January 16, 20150 comments
Wells's third component [of doing theology, along with confession, and reflection on this confession] involves "the cultivation of those virtues that constitute a wisdom for life, the kind of wisdom in which Christian practice is built on the pillars of confession and surrounded by the scaffolding of reflection." Although often neglected, this dimension is critical, for genuine theology cannot merely be an intellectual exercise but must also include that growth in wisdom that transforms not only the understanding but also our dispositions, attitudes, and conduct. In other words, theology should result in "the type of spirituality that is centrally moral in its nature because God is centrally holy in his being, that sees Christian practice not primarily as a matter of technique but as a matter of truth, and that refuses to disjoin practice from thought or thought from practice." (Emphasis mine.)
--from Globalizing Theology

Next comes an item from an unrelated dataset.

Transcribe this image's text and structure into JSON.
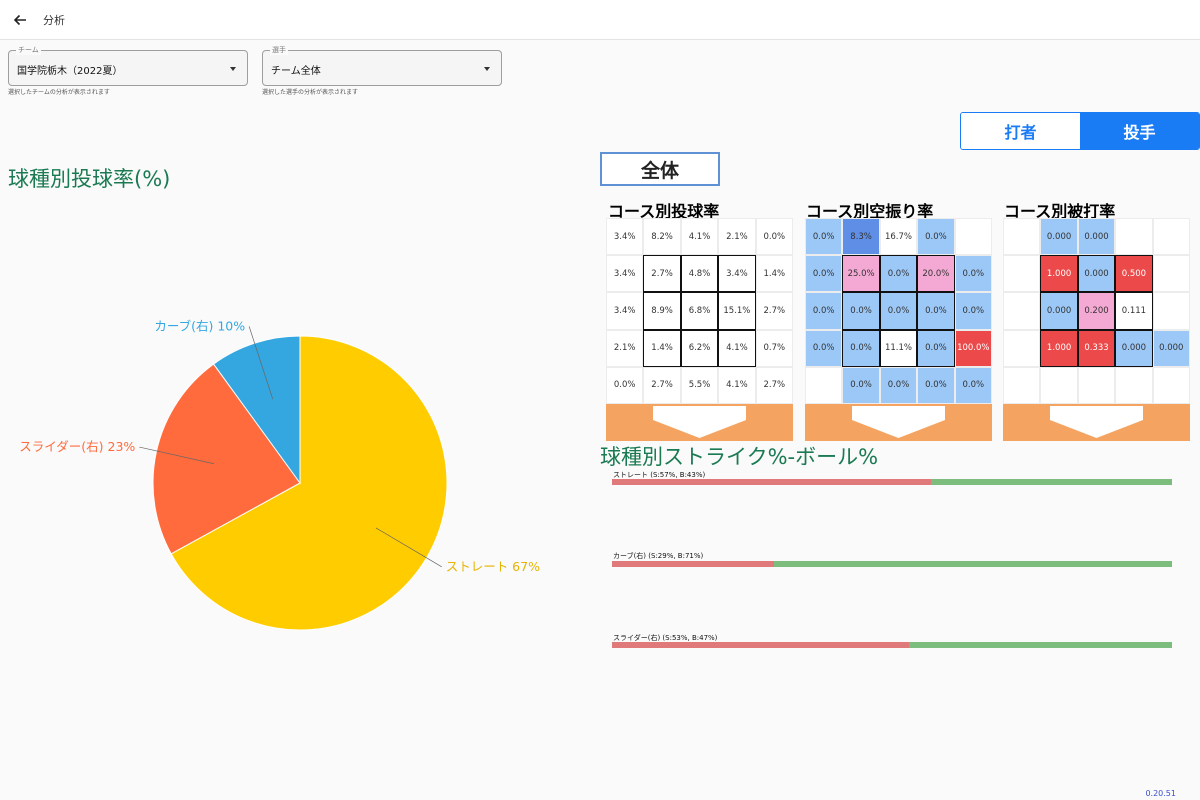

In other words, who cares about your theology if it's not affecting how you live? Something about "the devils also believe--and shudder". Right?